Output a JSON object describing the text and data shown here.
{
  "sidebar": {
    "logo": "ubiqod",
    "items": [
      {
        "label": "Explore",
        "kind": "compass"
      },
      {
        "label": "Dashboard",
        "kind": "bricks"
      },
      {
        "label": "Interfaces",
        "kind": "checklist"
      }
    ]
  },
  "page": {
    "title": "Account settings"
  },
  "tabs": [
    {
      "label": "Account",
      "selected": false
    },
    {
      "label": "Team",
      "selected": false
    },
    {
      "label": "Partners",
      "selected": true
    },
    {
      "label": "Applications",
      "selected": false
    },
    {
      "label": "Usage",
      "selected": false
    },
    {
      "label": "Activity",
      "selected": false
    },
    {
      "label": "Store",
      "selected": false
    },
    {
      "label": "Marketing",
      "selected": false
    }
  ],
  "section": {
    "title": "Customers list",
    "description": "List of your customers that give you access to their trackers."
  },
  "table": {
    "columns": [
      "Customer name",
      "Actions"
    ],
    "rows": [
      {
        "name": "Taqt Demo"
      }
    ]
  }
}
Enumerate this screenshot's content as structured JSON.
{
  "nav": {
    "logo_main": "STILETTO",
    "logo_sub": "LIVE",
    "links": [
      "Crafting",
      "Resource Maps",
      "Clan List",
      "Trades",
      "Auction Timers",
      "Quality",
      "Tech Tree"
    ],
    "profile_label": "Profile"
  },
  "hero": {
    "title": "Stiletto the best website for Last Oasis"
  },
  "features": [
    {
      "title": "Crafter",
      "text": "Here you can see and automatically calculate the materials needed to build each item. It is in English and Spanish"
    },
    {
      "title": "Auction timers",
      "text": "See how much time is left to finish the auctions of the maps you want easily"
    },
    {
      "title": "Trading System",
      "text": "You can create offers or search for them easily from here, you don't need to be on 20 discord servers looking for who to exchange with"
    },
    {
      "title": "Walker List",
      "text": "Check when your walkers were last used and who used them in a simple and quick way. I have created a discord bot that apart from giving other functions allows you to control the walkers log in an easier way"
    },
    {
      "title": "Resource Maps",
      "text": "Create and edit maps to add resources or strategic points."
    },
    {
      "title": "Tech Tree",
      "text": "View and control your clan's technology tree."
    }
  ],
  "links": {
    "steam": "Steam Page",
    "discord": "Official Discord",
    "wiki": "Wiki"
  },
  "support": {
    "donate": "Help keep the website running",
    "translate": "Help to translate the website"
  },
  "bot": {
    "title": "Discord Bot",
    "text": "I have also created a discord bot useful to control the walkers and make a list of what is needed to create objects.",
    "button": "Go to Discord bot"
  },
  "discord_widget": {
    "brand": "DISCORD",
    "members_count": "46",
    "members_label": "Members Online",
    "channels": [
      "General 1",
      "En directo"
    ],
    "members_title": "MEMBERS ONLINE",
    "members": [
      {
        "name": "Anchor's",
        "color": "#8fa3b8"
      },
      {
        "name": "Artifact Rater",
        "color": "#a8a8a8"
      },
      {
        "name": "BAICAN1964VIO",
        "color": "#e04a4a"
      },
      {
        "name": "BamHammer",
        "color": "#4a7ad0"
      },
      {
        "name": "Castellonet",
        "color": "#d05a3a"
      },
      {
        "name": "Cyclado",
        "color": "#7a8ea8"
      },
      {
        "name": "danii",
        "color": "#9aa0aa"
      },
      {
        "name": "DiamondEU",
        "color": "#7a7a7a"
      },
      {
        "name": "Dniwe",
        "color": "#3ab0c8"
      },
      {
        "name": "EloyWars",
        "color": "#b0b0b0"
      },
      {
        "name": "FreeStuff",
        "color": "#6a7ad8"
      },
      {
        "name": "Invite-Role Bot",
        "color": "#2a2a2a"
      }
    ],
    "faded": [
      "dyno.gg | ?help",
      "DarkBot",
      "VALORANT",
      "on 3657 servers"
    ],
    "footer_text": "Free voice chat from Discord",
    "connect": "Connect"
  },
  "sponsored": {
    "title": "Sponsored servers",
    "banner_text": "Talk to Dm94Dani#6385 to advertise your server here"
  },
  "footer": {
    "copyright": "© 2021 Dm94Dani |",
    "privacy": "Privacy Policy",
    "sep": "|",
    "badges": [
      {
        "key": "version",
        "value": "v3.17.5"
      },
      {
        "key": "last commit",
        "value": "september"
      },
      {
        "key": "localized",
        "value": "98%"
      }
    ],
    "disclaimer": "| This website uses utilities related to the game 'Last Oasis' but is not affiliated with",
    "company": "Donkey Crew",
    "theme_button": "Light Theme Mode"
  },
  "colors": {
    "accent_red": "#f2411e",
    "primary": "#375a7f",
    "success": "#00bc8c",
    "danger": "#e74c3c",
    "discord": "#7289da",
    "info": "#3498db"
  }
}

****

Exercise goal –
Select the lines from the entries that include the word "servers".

Answer section –
      "text": "You can create offers or search for them easily from here, you don't need to be on 20 discord servers looking for who to exchange with"
      "on 3657 servers"
    "title": "Sponsored servers",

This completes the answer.